Are Robots Dying?
The last time I visited Japan was twelve hundred and sixty-three days ago. Exactly. I know because I counted.
Every year, I used to travel four to five times to Fukuoka, the largest city on the island of Kyushu, to teach business disruption, technology, and law courses. My wife and I called Japan our second home.
Excited and curious after so long away, we embarked on the plane for a lengthy journey to our destination. A stop-over and three flights later, we arrived. It’s remarkable that you immediately pick up old habits after several years away. We recharged our contactless public transportation cards that were given to us more than ten years ago and took the train to our favorite accommodation — an apartment building complex that also offers short-stay housing.

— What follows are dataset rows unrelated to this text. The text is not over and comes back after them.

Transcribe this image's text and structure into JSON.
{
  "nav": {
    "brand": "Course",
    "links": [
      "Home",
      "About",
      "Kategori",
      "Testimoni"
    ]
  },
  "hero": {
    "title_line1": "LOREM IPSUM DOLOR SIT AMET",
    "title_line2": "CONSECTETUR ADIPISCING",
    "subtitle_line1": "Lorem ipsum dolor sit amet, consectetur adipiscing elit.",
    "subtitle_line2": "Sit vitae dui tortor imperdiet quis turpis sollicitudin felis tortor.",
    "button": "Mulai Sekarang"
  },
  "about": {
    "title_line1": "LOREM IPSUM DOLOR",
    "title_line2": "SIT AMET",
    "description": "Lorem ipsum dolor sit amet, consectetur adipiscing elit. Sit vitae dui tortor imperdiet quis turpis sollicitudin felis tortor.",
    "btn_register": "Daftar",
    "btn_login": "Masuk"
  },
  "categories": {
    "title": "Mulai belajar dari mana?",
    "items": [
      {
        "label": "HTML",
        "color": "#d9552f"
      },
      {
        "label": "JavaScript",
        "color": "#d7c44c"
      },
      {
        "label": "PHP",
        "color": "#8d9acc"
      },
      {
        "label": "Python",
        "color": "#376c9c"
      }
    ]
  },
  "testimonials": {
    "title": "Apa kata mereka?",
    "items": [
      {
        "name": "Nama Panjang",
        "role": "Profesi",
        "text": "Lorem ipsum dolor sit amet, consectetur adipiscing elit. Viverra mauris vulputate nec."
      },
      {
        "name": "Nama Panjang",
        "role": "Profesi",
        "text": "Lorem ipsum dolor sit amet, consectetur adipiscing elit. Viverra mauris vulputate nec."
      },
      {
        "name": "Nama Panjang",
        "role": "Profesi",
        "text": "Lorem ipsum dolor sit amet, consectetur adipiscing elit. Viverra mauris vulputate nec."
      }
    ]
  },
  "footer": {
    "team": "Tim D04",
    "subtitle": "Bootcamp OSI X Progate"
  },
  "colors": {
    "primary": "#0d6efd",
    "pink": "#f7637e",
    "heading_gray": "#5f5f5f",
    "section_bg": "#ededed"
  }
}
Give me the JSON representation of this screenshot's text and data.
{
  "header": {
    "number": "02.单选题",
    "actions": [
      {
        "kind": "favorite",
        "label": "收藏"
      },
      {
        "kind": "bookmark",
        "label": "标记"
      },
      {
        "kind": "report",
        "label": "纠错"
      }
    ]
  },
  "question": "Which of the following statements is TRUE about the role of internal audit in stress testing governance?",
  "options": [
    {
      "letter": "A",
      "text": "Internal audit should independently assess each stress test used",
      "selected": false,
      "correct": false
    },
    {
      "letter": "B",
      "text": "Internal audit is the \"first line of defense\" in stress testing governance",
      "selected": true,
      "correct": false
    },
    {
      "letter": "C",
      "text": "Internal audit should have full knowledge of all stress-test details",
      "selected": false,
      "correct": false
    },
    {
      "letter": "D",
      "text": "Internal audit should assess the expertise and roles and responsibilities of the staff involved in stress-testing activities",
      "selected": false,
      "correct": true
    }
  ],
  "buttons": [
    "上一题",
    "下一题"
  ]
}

I quickly dropped the bags and headed to the 24/7 convenience store to get sodas, water, and something to eat. It was already late, and we were starving.
Everything was still in the same place, and five minutes later, I was at the check-out counter. A person came running over to help me. He looked at me — followed by a flash of recognition — and he tilted his head slightly, and said,
“Welcome back. How have you been?”
This surprised me. I was wearing glasses — I got older — and a big face mask, as is customary in Japan in spite of the lifting of legal restrictions. It is even difficult for me to recognize myself behind this thing.
How could he possibly recognize me after all these years? I am certainly not the only customer that visits the store. He even remembered what I used to buy and gave me some recommendations.
I left the store with a warm feeling. It’s incredible what the human touch can do. I went back to the apartment to tell the story to my wife.
The next day, we had similar experiences in other stores and restaurants in Fukuoka. Indeed, we were frequent visitors, but we usually only stayed for a few days. And it was more than three years ago.
So, our first day back in Japan was definitely not what we expected. And there was more to come.